So I’ve decided to come at this from a different angle. I think much of the confusion can be cleared by taking an analytical/philosophical approach and that is the point of this post. I want to ask and answer pertinent questions. What you learn from this process is that once you ask one relevant question it opens the door to another and then another and eventually you have an avalanche of un-answerables.
When you do this for both sides you realize that one side fairs much better than the other.
Those of us who believe in “once-saved-always-saved” (yes, I’m one of those people) are very happy that it’s true. Those who don’t believe it have a lot of questions to answer most of which are not directly addressed in the Bible.
That fact alone should give you pause. If you have questions about how to keep your salvation intact – a very serious issue indeed – but you don’t have specific answers, then how can you be certain?
It doesn’t make sense that God would give us a salvation we could lose and then refuse to give us very clear, obvious, easily accessed and straight forward instructions on how to keep it.
Living with that uncertainty everyday would be enough to induce a nervous breakdown. Would a loving God be so cruel?
Thankfully, the opposite, eternal security (once saved, always saved), is a lot easier to live with and enables more productivity.
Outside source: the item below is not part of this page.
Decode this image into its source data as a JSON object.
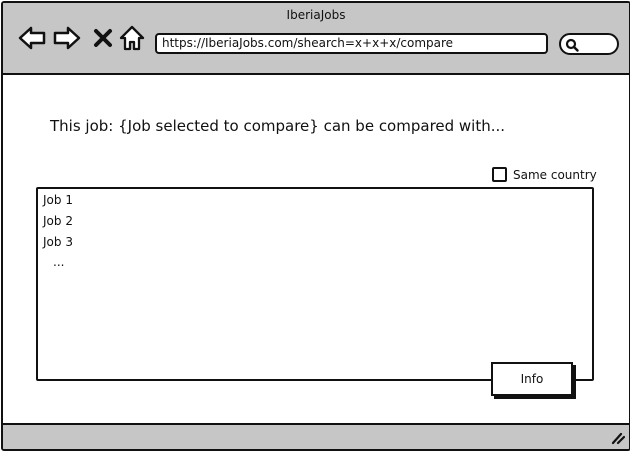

You don’t need to worry about keeping your salvation so energy can be channeled into better less selfish pursuits.
You’re secure. You can relax. God will take care.
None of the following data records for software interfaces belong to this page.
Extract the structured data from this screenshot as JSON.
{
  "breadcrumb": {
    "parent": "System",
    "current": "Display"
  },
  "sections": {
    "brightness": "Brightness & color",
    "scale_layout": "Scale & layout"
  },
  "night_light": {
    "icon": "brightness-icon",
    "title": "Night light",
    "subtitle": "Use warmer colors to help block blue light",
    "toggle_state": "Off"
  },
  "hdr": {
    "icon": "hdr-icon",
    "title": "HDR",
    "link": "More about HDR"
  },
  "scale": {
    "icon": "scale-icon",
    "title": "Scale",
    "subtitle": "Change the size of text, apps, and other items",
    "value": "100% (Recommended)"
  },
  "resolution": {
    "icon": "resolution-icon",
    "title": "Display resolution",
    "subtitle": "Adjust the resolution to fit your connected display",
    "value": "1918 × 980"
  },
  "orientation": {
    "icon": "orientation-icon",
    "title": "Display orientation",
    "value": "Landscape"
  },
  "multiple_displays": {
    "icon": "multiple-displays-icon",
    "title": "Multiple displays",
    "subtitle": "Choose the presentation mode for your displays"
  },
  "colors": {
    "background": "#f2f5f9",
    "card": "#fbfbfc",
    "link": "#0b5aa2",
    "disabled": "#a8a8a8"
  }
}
Sounds too good to be true, I know, and it doesn’t parallel life as we experience it but we are talking about something that doesn’t claim to parallel life. It is impossible without God. Every theory about salvation is too good to be true. Eternal security just happens to be the most rational choice.
But, as I said, thinking you can lose salvation raises many questions that the Bible just doesn’t answer. Let’s take a look. Read more
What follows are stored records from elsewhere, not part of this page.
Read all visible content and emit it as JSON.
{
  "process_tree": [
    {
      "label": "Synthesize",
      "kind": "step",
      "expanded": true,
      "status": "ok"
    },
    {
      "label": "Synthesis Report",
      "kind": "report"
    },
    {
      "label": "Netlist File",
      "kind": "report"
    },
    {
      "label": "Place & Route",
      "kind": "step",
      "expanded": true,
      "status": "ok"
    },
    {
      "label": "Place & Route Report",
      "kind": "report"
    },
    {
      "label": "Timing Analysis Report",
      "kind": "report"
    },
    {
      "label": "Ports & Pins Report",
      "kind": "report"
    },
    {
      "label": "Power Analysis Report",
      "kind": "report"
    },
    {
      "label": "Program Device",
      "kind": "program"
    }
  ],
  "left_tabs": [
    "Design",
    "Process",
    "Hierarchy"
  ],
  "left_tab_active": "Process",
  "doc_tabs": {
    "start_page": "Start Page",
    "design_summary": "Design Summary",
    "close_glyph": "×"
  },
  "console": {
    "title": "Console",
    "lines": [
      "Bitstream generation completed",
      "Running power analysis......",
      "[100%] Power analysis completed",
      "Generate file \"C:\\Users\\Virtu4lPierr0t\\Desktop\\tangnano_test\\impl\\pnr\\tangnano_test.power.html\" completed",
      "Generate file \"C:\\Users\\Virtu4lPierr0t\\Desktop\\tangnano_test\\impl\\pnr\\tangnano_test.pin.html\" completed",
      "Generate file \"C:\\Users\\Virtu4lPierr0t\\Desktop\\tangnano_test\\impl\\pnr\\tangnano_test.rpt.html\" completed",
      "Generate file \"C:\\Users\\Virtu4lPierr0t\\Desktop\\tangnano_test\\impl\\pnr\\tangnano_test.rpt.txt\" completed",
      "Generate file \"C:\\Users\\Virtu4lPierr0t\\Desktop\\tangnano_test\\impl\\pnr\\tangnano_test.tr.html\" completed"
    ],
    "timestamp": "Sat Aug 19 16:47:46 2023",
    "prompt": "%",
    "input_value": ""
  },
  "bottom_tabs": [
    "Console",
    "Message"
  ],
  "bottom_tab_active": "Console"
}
Think Outside The Box
Or Repeat What Everyone
As the story goes Sir Isaac Newton sat in his mother’s garden and observed an apple fall from one of her trees.
Legend says the apple fell on his head. We can’t verify that with certainty but there is good reason to think it might be true.
Apples had fallen from his mother’s tree many times before so this wasn’t new but on this occasion the apple really caught his attention and it stimulated a life long pursuit.
In light of his response, a hit on the head seems likely.
Newton was puzzled. The experience provoked many questions and being the curious person he was, he did what all inquisitive people tend to do. Read more
Everything You Need
If a picture is worth a thousand words then it only follows that blogging is improved manyfold by the inclusion of a few images.
And because that is true smart bloggers will do everything they can to reinforce their blogging points with pics.
It also makes sense to use your own photos or screenshots. The pics you buy or borrow from online portals usually come with conditions, which make me nervous. Take your own pics or borrow them from friends without condition. That works.
The problem is pictures aren’t always internet friendly, even the good ones. They’re often too big and occasionally the exposure or clarity isn’t the best. Solution? Edit the pic online. Read more
Rewards And Consequences
Of The Same Coin
This post is part 2 in the discussion of rewards, the fourth of 4R’s in the series on Good Parenting and focuses on the natural law of cause and effect. What our kids do is a cause. Good parents will help them appreciate the effect.
You can find part 1 here.
Rewards Counterbalance Consequence
You can’t really develop a concept of rewards and ignore consequences and vice versa. One effects the other. They are two sides of the same coin. If we do away with one, rewards or consequences, it is only logical to eliminate the other.
The two ideas need balance. Eliminating or under emphasizing one creates an imbalance and it can work both ways, with rewards or consequence. over emphasizing consequence can be just as damaging as over emphasizing rewards. Maybe more so. Read more